■ Required action
Return each line of the records holding the string "your".
━━ Provided data
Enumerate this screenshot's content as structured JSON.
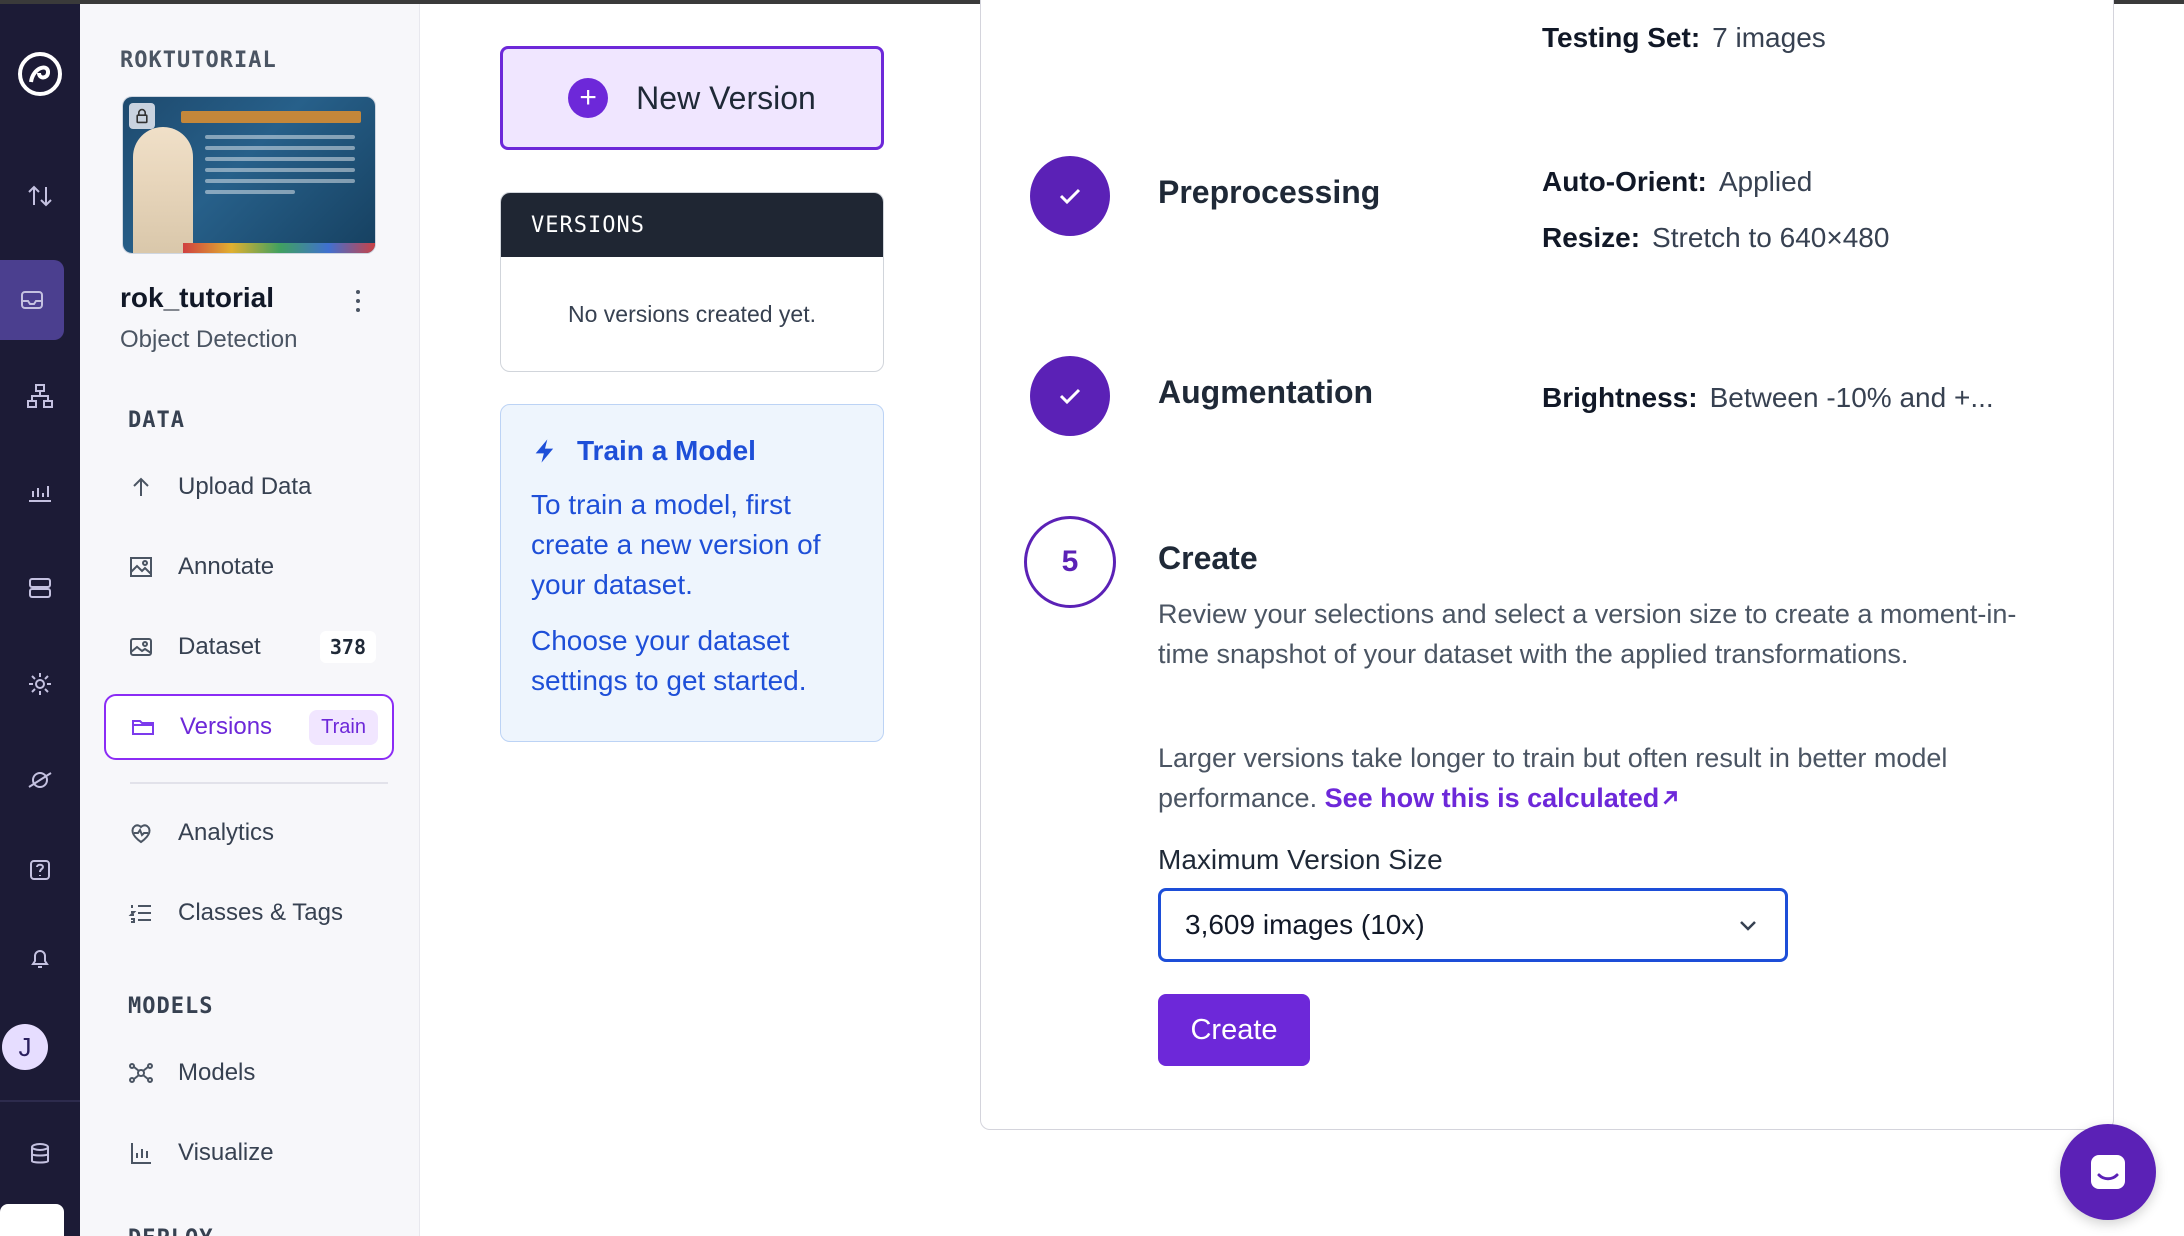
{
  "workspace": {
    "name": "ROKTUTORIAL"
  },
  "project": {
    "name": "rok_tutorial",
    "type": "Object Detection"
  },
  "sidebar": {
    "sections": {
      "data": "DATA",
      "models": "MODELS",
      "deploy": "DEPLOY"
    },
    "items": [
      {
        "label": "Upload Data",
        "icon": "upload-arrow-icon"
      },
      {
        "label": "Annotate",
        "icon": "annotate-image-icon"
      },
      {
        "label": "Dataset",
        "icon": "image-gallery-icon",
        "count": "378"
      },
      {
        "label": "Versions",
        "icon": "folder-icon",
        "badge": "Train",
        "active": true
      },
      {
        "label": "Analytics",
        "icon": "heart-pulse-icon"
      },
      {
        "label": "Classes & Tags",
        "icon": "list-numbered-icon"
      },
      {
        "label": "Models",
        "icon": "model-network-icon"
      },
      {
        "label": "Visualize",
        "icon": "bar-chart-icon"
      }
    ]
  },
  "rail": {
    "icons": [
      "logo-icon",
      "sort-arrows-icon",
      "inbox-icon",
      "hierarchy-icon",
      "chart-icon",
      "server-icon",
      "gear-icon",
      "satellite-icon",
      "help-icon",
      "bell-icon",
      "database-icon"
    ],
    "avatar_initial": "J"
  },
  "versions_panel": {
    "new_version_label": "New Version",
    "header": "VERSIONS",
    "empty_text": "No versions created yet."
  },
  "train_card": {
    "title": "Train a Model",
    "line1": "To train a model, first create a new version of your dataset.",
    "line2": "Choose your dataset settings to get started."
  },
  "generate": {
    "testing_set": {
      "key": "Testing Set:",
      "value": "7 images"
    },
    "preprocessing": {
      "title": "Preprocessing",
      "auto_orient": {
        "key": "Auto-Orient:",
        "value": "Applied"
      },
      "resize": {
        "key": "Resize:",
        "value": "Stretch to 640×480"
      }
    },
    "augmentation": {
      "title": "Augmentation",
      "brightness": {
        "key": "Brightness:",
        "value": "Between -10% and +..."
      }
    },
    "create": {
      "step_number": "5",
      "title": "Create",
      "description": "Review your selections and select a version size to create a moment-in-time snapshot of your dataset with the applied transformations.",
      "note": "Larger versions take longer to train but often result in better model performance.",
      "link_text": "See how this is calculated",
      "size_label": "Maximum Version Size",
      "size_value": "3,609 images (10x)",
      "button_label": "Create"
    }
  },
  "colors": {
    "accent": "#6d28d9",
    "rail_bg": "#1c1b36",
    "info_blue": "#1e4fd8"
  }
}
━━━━
■ Response to the exercise
    "line1": "To train a model, first create a new version of your dataset.",
    "line2": "Choose your dataset settings to get started."
      "description": "Review your selections and select a version size to create a moment-in-time snapshot of your dataset with the applied transformations.",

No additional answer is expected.